Task item >> If a line in the entries below includes the string "value", copy it out.

*****

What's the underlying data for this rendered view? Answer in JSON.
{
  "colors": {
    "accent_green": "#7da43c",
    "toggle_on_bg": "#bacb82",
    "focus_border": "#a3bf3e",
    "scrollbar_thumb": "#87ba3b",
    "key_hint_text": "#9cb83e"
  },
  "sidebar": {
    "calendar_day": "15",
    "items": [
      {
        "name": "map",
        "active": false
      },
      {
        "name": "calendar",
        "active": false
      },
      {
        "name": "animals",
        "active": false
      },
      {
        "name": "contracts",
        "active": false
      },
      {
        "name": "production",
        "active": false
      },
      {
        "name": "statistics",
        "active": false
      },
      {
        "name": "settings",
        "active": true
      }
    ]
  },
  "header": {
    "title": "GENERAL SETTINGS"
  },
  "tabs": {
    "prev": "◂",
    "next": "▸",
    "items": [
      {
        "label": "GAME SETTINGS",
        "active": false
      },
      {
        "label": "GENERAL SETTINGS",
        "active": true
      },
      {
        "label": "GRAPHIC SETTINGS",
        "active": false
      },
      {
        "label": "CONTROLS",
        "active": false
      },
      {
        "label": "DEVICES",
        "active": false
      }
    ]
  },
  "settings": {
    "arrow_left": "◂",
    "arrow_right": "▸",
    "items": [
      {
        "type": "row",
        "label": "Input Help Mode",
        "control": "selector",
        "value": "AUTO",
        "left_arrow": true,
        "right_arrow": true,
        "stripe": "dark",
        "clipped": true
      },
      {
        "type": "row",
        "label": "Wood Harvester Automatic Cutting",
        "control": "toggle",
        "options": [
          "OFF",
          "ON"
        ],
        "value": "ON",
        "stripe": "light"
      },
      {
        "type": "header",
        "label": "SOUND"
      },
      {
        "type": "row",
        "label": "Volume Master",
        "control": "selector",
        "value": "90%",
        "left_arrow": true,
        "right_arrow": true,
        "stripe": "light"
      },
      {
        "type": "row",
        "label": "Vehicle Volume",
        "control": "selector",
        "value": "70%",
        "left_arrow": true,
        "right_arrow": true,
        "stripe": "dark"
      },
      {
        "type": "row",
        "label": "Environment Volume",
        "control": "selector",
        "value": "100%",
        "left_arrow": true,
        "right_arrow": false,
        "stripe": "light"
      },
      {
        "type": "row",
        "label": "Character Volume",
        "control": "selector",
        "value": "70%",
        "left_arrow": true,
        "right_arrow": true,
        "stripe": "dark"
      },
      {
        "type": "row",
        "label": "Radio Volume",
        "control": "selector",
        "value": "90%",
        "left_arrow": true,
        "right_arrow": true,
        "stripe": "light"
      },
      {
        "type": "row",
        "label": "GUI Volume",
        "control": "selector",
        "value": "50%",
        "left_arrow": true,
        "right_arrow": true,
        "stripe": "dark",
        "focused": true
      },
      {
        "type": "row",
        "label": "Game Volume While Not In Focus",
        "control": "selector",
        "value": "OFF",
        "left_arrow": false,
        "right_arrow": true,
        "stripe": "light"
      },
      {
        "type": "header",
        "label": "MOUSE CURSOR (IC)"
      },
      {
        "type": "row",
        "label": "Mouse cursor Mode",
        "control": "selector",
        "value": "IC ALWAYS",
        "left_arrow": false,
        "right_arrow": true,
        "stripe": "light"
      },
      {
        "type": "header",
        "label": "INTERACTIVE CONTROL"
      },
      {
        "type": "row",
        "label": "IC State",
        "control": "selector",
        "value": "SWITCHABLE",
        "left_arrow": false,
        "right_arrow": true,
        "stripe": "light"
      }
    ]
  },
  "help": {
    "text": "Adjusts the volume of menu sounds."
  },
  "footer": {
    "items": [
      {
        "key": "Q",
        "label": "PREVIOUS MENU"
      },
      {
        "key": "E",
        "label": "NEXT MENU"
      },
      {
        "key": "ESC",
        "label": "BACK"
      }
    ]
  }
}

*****

Solution >>
        "value": "AUTO",
        "value": "ON",
        "value": "90%",
        "value": "70%",
        "value": "100%",
        "value": "70%",
        "value": "90%",
        "value": "50%",
        "value": "OFF",
        "value": "IC ALWAYS",
        "value": "SWITCHABLE",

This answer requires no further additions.